By Mishelle Nace, MD
Dear Those Living in a Marijuana Decriminalized State,
Now that I am legal in Alaska, it’s going to be a lot easier for children to come in contact with me. For some kids it won’t be a problem; they may not even notice me. For others I could have a much bigger impact and I could lead them to a place they had not planned on going. It is not my intent to harm anyone, so I figure if I want to keep kids safe, it’s best to clarify a few things.
Just because I am legal, it does not mean I am safe for all. To be clear, although the law states I am legal for adults, that does not stand true for those under 21. There are reasons for that distinction:
Some studies show concerning things about me, and how I might affect developing minds. Teenagers’ brains are not fully developed until closer to their mid 20s, and experimenting with a mind-altering substance during this crucial growth period can lead to a less desirable path of maturity. Studies have also shown that adolescents that use me regularly have a more challenging time with school work and have a higher risk of not completing high school. Who wants that outcome? And addiction? Yep, that can happen too. People who start using me at a younger age are more likely to have an addiction problem than people who wait until adulthood to use me.

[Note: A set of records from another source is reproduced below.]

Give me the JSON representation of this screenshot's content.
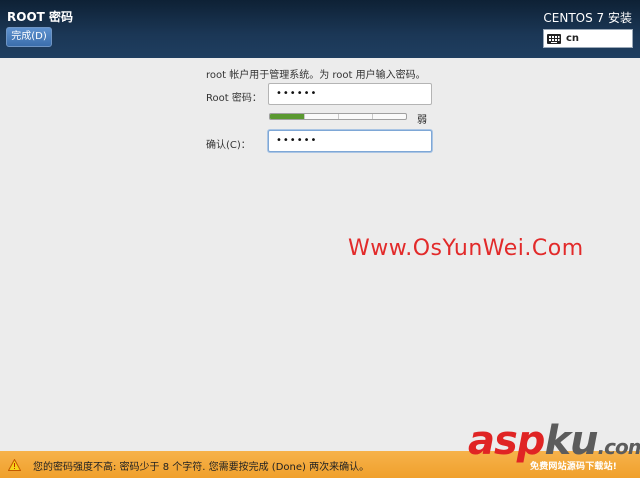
{
  "header": {
    "title": "ROOT 密码",
    "done_label": "完成(D)",
    "product_title": "CENTOS 7 安装",
    "keyboard_layout": "cn"
  },
  "form": {
    "info": "root 帐户用于管理系统。为 root 用户输入密码。",
    "root_password_label": "Root 密码：",
    "root_password_value": "••••••",
    "strength_label": "弱",
    "strength_fraction": 0.25,
    "confirm_label": "确认(C)：",
    "confirm_value": "••••••"
  },
  "watermark": "Www.OsYunWei.Com",
  "warning": {
    "text": "您的密码强度不高: 密码少于 8 个字符. 您需要按完成 (Done) 两次来确认。"
  },
  "logo": {
    "part1": "asp",
    "part2": "ku",
    "part3": ".com",
    "sub": "免费网站源码下载站!"
  },
  "colors": {
    "header": "#1b3756",
    "accent": "#3b6eac",
    "meter": "#5a9930",
    "warning": "#f0a02c",
    "watermark": "#e22a2a"
  }
}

Sometimes, I make people not care as much as they should. If an adolescent is facing a problem, they may decide in that moment they don’t want to deal with it. If I am accessible, they might opt to use me to escape the problem instead of figuring out a better or longer-lasting solution. Although that might feel better to them in that moment, over time, that can really be a disservice to their developing brain. And if they choose to use me repeatedly during this crucial time of emotional maturing, they very well could miss out on effectively learning how to deal with complex issues that pop up on all of us throughout life. That is not an easy path to fix or rewire once you are in adulthood.
And it is no secret that when I am onboard, I make people approach things differently than they may have otherwise. Teenagers already tend to be bigger risk-takers than adults, in general. When I enter the equation, I can further impact risk-taking behavior. Things that may have been processed as “a bad idea” when sober now have fewer common sense barriers to keep them from being put into action. Things like driving under the influence when reflexes are not as quick, having relationships not in one’s best interest or failing to do something crucial that got overlooked while under the influence.
Here are a few things from the Alaska Department of Health and Social Services’ website that you can do to help keep your kids safe:
- Set clear rules and expectations regarding use.
- Make it a part of your life to be a part of your children’s social life at home and school by talking with them regularly.
- Start conversations about marijuana early, even while they are still in elementary school and don’t yet know the dangers.
- When they do talk, listen carefully and respond without judgment.
- Coach them on how to say no to marijuana and other drugs.
- Monitor your own attitude and actions regarding me as this may affect their approach and decisions about me as well.
Want more tips on how parents can help prevent underage marijuana use? Check out this in-depth article from Seattle Children’s Hospital.
I do have to add one more significant concern about me before I sign off – the danger of young children accidentally consuming me because I look like candy or a sweet treat. With my legalization, you’ll find me in new, varied product forms, including edible products of all sorts, and the packaging can be very deceiving, or non-existent even. For example I can be disguised in a brownie, cookie, gummy bear, bread and many other forms.
To help avoid unintended ingestions by children, the State of Alaska website recommends the following regarding safe storage:
- Out of sight
- Out of reach
- Clearly labeled
- Stored in a child-resistant container
- Kept in a locked cabinet or box (helps the adolescents not get to me too)
If you are concerned a child has consumed me by accident, call Poison Control immediately (1-800-222-1222).
Now that I am going to be around more, there are many great resources to help families keep safe and make healthy choices for their families including this Alaskan website.
Thank you for taking the time to read this letter. I feel it is my duty to help make you aware of some of my concerns.
Mishelle Nace, MD, is the pediatric medical director at Tanana Valley Clinic in Fairbanks, Alaska.